In most cases, with the appropriate estate planning, testators can leave their assets to whomever they choose. They can also disinherit whomever they choose, but this is not always easy to do without risking a challenge during probate. An heir who is disinherited may have reason to contest that the testator executed the will under duress or when he or she was not thinking clearly. What may help such a contest is an estate plan that lacks the appropriate support for disinheritance.
Without the consent of both partners, a Texas testator may not disinherit a spouse. Even a prenuptial agreement requires mutual consent, so a probate judge is likely to overturn a will that disinherits a spouse. However, the following elements for disinheriting other heirs may be more difficult to fight:
- Separate documents that clearly and reasonably explain the decision to disinherit
- Documentation that supports the testator’s mental capacity

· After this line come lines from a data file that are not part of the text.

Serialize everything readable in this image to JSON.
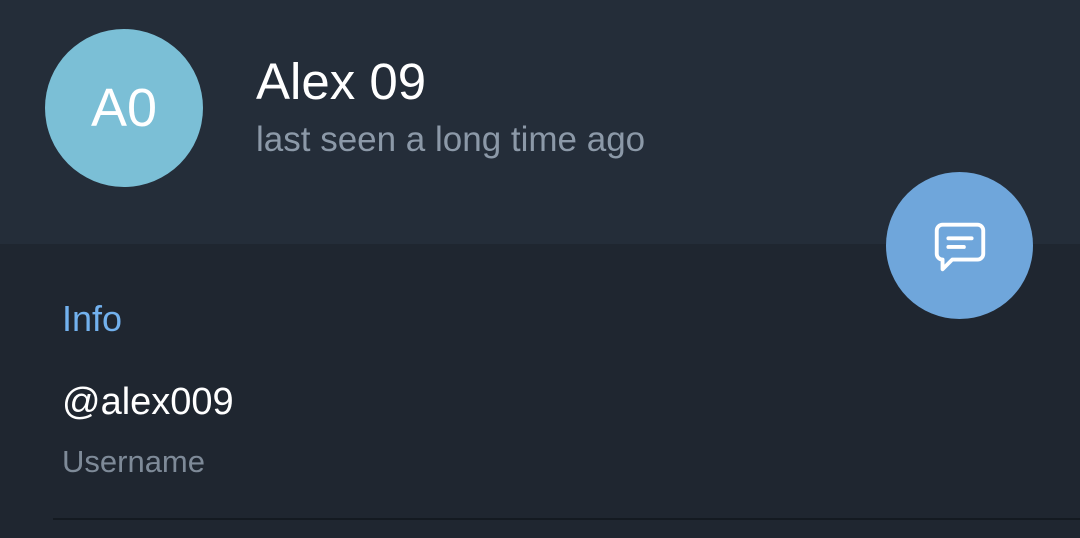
{
  "profile": {
    "avatar_initials": "A0",
    "avatar_color": "#7bbfd6",
    "name": "Alex 09",
    "status": "last seen a long time ago"
  },
  "fab": {
    "icon": "message-icon",
    "color": "#6fa6db"
  },
  "info": {
    "section_title": "Info",
    "username_value": "@alex009",
    "username_label": "Username"
  }
}
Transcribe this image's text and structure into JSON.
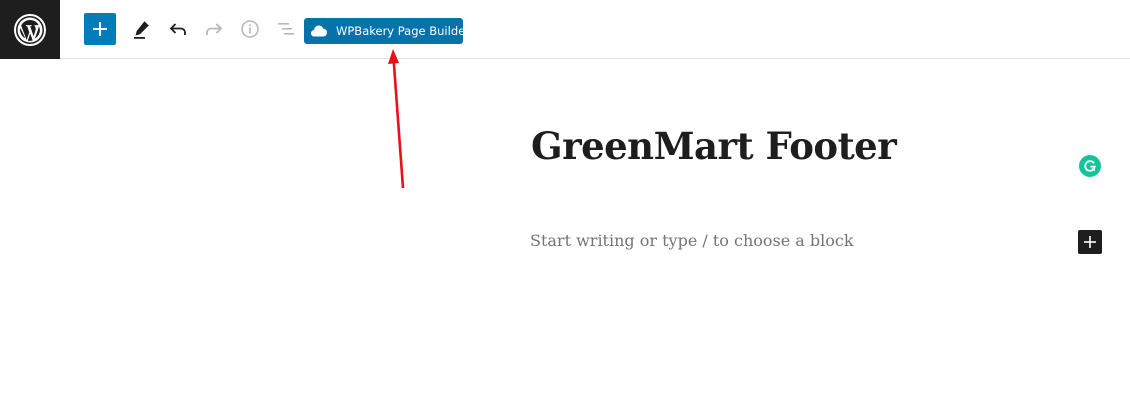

- A no-contest clause that accompanies a diminished but attractive inheritance that makes it more difficult for the heir to risk losing through a challenge
- Joint ownership of property with another heir so the property bypasses probate and so is not governed by the will
- A “transfer on death” designation to name who receives bank accounts or investments
- Trusts that transfer property outside of the probate process
Because Texas and other states assume the closest family members are the rightful heirs of an estate, a loved one who leaves no will is unable to disinherit a spouse or child. Nevertheless, even with a will, the wish to disinherit a close family member is not always easy to realize without risking a challenge in court.